Much pulpwood and timber has been harvested from the community especially since the Mersey Pulp Mill was built in 1929 in Liverpool, Nova Scotia (Bowater, 2007). Red Spruce, Black Spruce and Balsam Fir are the most common species harvested after it matures in approximately 30 to 40 years. In most cases, the shallow layers of topsoil and grey clay layers beneath the forest do not support a tree's long term growth or promote good drainage in the local area. The community is rich in shale which when blasted and crushed provides various grades of road and building materials.

Recreation: continuity and change[edit]

The community hall was and remains the center of collective recreation. Some of the events have changed and some continue in forms that reflect the current times in Lunenburg County.

One popular event from early times until the 1990s was the annual Strawberry Supper, celebrating the county's berry harvest. This event brought the community together to socialize and raise funds for the upkeep of the hall. In the 1940s, tables were set up outside the schoolhouse in the yard. The women worked in the kitchen passing the food out the window to those waiting on tables. The men stood around socializing about the various work projects they were involved in. Some of these event coordinators were Mrs. Lionel Wile, Mrs. Carl Wile, Mrs. Austin Bolivar, Mrs. Veinot, Mrs. Maurice Wile, and Mrs. Ivan Wile. In more recent times, all the serving and dining happened in the hall with visitors often lined up outside waiting for a seat; the serving and organizing was done by relatives of those individuals mentioned above.


  • Bowater (2007) Company website
  • Cameron, John R. (1999). A Legislative History of Nova Scotia Railways.
  • Deed (1892). Transaction between the estate of Lucas Wile and Letitia Wile.
  • DesBrisay, M. (1895). History of the County of Lunenburg. Toronto: William Briggs.
  • Hubley, F. (2002). Letter to B. Wile.
  • Martin (1974). "The Ross Farm Story". Nova Scotia Museum: Department of Education, Halifax.
  • Resolutions (1969). Recommendations to congregational meeting- re: merger. Newcombville, Nova Scotia: Church Records.
  • Veinot, M. (2008). Letter to B. Wile.
  • Waterloo Lutheran Church celebrates 50th anniversary. (1939, July). Bridgewater Bulletin.
  • Waterloo School Section #92 (1894–98). Minutes recorded in School Board Minutes Records. June 25, 1894.
  • Withrow, Alfreda (2002). "Nova Scotia's Ethnic Roots." Tantallon: Glen Margaret.
  • Woods, D.S (1936). "History of Education in Canada." Review of Educational Research, Vol. 6, No. 4, History of Education and Comparative Education (Oct., 1936), pp. 377–382

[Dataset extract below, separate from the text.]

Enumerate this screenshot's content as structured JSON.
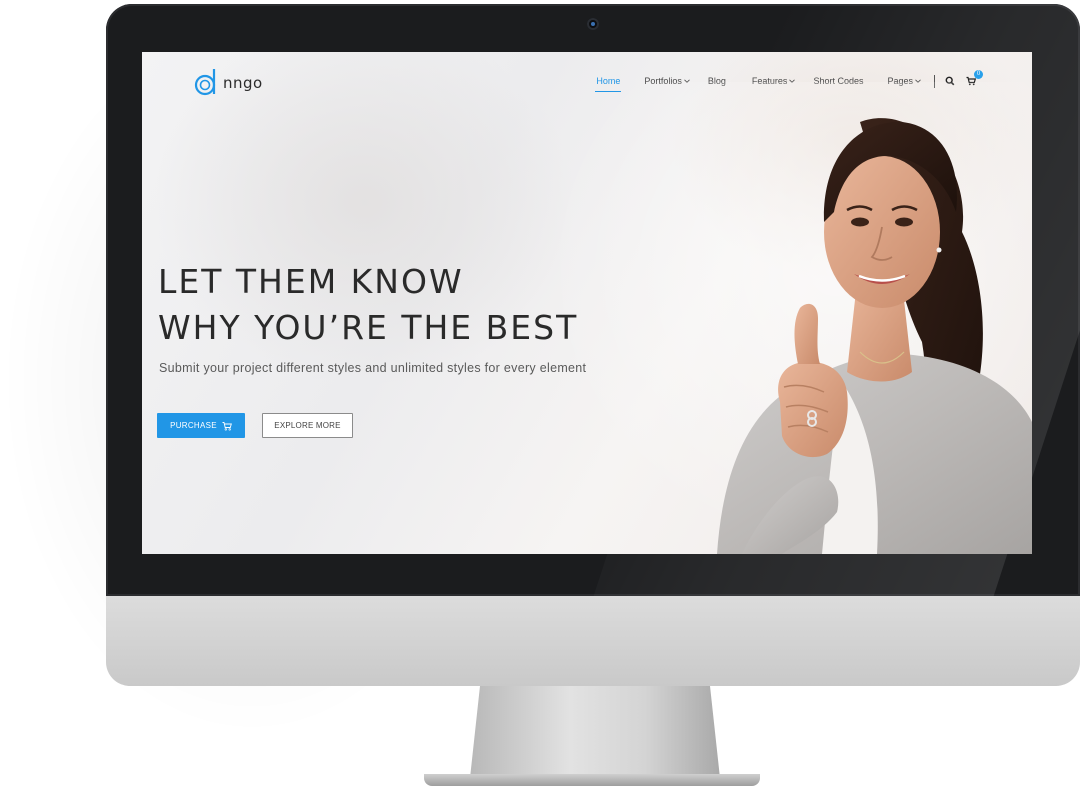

External links[edit]

Coordinates: 44°19′29.1″N 64°41′27.7″W / 44.324750°N 64.691028°W / 44.324750; -64.691028